    Taboada M, Brooke J, Tofiloski M, Voll K and Stede M 2011 Lexicon-based methods for sentiment analysis. Comput. Linguist. 37(2): 267–307CrossRefGoogle Scholar
  17. 17.
    Zhao J, Dong L, Wu J and Xu K 2012 Moodlens: An emoticon-based sentiment analysis system for chinese tweets. In: Proceedings of the SIGKDD Google Scholar
  18. 18.
    Maas A L, Daly R E, Pham P T, Huang D, Ng AY and Potts C 2011 Learning word vectors for sentiment analysis. In: Proceedings of the ACL Google Scholar
  19. 19.
    Hung C and Lin H 2013 Using objective words in SentiWordNet to improve word-of-mouth sentiment classification. IEEE Intell. Syst. 28(2): 47–54CrossRefGoogle Scholar
  20. 20.
    Salehan M and Kim D J 2016 Predicting the performance of online consumer reviews: A sentiment mining approach to big data analytics. Decis. Support Syst. 81; 30–40CrossRefGoogle Scholar
  21. 21.
    Chen T, Xu R, He Y and Wang X 2017 Improving sentiment analysis via sentence type classification using BiLSTM-CRF and CNN. Expert Syst. Appl. 72: 221–230CrossRefGoogle Scholar
  22. 22.
    Saif, Hassan, Fernández, Miriam, He, Yulan and Alani, Harith 2014 On stopwords, filtering and data sparsity for sentiment analysis of Twitter. In: Proceedings of the Ninth International Conference on Language Resources and Evaluation, pp. 810–817Google Scholar
  23. 23.
    Esuli A and Sebastiani F 2006 SENTIWORDNET: A Publicly Available Lexical Resource for Opinion Mining.
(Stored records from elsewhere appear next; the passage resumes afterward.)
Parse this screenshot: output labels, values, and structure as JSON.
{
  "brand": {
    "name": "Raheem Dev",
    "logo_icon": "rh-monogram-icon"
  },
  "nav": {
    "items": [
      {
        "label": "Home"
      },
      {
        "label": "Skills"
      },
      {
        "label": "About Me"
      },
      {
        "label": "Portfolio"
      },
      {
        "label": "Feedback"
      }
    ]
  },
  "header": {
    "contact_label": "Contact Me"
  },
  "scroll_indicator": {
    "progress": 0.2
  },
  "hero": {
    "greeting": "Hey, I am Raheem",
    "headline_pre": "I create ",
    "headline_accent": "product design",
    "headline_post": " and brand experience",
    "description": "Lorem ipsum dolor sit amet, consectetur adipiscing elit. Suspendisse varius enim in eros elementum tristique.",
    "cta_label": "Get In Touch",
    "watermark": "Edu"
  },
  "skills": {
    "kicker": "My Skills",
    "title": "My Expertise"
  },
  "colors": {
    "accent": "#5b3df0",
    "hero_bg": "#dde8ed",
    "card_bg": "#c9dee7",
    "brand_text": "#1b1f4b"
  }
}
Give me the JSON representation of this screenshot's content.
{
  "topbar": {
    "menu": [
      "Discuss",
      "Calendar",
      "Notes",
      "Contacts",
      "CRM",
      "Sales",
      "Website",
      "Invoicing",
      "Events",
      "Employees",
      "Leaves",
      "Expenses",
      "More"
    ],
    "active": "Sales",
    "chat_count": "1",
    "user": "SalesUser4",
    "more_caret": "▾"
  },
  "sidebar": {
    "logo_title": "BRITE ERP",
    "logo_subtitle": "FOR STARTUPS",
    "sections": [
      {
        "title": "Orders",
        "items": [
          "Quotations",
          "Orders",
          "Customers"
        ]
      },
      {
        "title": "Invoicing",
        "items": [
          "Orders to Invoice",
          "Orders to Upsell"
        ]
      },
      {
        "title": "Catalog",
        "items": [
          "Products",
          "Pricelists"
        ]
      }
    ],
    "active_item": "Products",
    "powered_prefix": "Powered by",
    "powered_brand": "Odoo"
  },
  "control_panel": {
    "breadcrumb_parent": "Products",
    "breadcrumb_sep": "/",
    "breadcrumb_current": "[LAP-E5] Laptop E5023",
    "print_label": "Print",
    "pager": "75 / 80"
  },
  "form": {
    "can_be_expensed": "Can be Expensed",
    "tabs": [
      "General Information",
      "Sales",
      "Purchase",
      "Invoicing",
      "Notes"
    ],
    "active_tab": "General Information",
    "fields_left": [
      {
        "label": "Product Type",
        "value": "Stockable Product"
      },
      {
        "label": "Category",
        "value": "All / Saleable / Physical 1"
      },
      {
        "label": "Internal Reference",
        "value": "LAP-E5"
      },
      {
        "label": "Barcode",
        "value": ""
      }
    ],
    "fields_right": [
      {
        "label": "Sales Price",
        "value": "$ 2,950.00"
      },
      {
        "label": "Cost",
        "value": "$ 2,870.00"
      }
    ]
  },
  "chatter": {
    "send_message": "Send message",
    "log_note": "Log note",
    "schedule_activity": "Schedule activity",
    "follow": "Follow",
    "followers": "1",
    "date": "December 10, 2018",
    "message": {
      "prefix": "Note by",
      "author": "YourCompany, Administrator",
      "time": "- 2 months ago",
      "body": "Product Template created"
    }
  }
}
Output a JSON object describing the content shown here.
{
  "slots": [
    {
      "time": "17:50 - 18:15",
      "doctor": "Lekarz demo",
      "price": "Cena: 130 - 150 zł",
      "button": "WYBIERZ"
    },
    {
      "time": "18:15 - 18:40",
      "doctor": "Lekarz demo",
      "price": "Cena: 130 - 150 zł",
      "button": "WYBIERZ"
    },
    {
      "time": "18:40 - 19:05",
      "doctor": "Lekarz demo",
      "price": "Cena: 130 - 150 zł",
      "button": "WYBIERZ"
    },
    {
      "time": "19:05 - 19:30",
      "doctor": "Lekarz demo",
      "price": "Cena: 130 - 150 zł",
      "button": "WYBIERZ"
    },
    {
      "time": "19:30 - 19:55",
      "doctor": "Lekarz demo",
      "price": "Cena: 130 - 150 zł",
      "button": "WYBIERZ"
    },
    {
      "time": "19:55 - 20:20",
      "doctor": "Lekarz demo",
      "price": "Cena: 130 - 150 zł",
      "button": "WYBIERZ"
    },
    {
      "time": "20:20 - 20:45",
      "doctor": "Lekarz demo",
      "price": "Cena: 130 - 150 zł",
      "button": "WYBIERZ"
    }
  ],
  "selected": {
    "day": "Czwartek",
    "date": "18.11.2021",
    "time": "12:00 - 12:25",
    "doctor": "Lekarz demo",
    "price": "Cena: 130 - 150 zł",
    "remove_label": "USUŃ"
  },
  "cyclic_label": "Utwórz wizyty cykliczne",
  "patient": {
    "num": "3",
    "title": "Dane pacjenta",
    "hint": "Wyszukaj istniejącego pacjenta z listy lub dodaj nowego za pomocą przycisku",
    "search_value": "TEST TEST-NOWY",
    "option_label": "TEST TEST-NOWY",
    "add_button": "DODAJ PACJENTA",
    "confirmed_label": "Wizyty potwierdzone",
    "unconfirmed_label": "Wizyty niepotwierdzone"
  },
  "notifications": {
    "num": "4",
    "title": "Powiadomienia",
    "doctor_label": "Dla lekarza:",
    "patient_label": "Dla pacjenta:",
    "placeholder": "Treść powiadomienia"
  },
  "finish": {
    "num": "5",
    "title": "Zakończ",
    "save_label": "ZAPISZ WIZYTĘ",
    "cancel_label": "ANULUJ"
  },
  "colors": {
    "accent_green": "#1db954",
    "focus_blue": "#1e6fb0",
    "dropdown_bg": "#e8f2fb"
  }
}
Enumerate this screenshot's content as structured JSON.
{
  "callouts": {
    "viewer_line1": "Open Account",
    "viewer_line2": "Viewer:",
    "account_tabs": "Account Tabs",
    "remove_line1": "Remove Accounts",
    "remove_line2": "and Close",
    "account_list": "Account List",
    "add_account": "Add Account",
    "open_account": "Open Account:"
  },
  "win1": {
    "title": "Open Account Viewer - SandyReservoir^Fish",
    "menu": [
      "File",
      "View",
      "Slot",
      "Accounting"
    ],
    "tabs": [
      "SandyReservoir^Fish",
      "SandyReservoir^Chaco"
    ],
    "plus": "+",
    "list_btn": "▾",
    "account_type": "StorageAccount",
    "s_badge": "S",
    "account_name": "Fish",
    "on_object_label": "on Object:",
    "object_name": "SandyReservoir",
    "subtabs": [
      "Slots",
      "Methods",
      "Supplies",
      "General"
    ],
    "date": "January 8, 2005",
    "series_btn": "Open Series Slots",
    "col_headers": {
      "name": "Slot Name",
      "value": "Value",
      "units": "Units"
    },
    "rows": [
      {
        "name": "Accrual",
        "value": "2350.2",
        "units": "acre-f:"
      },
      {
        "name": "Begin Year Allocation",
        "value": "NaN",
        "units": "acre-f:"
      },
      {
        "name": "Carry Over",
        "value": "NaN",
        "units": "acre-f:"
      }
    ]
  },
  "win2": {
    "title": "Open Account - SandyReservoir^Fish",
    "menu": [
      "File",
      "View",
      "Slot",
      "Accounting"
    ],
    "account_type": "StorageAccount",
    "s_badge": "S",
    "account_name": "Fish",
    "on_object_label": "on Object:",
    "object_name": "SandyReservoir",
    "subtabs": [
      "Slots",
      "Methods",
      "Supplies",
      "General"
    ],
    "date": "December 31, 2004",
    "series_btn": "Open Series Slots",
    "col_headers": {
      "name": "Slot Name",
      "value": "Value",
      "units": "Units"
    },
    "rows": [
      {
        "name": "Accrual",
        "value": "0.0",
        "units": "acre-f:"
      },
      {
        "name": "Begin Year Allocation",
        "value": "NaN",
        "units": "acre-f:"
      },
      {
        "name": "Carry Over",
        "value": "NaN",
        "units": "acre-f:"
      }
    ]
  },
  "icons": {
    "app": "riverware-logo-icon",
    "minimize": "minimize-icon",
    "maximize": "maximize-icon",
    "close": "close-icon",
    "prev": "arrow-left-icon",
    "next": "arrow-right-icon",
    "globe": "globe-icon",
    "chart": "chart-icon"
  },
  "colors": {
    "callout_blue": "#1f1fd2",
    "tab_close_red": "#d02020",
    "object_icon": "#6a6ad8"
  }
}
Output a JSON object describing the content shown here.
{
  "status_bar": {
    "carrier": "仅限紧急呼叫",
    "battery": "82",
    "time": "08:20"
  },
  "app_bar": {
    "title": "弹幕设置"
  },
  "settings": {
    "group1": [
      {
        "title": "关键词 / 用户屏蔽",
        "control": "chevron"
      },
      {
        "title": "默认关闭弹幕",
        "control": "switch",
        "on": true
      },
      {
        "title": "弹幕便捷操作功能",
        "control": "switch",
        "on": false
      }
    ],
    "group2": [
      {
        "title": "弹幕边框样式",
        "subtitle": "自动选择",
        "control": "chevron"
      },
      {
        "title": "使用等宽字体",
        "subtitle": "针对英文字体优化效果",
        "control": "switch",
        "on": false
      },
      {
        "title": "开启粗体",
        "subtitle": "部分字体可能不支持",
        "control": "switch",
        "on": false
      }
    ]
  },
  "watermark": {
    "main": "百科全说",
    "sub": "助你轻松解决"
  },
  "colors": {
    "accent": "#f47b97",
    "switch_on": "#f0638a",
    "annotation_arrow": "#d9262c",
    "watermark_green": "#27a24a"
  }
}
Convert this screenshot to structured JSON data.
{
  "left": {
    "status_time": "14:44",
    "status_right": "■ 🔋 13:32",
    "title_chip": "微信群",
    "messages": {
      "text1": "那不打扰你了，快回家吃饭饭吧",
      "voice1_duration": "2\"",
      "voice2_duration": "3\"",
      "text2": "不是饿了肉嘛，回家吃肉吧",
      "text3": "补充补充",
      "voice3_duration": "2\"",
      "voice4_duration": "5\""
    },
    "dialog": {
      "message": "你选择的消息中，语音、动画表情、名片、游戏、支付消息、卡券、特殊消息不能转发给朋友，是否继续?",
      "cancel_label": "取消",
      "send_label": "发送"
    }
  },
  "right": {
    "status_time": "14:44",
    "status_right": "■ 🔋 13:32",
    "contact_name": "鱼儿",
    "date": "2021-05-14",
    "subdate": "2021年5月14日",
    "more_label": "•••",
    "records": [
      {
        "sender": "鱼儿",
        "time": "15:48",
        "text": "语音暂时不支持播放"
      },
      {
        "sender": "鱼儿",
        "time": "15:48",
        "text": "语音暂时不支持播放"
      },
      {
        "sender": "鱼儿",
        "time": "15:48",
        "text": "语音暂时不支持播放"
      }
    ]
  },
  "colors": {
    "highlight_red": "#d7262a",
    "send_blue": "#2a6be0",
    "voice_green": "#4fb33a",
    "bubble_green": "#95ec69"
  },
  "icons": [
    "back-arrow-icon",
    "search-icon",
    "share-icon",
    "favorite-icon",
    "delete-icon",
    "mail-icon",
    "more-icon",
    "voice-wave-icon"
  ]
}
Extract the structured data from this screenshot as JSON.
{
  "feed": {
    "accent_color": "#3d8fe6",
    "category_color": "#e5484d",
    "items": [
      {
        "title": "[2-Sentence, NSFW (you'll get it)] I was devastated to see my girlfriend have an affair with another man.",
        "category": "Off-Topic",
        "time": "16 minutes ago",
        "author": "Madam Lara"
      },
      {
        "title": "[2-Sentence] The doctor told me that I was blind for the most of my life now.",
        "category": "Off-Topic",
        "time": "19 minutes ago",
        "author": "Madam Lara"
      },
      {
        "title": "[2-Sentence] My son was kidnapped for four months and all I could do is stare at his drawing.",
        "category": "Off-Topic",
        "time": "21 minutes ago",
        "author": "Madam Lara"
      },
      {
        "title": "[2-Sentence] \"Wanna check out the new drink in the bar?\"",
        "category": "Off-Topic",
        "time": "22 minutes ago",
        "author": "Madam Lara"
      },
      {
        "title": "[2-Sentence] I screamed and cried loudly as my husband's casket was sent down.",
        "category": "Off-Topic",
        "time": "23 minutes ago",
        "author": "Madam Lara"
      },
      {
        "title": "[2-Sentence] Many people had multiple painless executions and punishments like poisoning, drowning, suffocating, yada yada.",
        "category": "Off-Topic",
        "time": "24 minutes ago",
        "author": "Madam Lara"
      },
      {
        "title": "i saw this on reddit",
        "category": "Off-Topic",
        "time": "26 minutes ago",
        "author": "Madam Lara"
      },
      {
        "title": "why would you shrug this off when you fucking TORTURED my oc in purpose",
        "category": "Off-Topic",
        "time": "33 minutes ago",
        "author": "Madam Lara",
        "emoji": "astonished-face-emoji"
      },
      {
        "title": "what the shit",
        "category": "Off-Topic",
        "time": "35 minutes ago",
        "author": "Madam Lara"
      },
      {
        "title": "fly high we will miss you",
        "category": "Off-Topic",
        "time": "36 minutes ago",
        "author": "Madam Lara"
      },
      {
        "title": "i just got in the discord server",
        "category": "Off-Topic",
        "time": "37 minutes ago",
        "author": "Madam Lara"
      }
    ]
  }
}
In: Proceedings of the 5th Conference on Language Resources and Evaluation (LREC’06), 417-422Google Scholar
  24. 24.
    Ohana B and Tierney B 2009 Sentiment classification of reviews using SentiWordNet. In: 9th IT&T Conference, Dublin Institute of Technology, Dublin, Ireland Google Scholar
  25. 25.
    Boser B E, Guyon I M and Vladimir N Vapnik 1992 A training algorithm for optimal margin classifiers. In: Proceedings of the Fifth Annual Workshop on COMPUTATIONAL Learning Theory COLT ‘92, pp. 144–152Google Scholar
  26. 26.
    Rajakumar B R 2014 Lion algorithm for standard and large scale bilinear system identification: A global optimization based on Lion’s social behavior. In: 2014 IEEE Congress on Evolutionary Computation (CEC), Beijing, pp. 2116–2123Google Scholar
  27. 27.
  28. 28.

Copyright information

© Indian Academy of Sciences 2018

Authors and Affiliations

  1. 1.Mukesh Patel School of Technology Management & Engineering, Narsee Monjee Institute of Management StudiesMumbaiIndia
  2. 2.Prestige Institute of Engineering Management and ResearchIndoreIndia

Personalised recommendations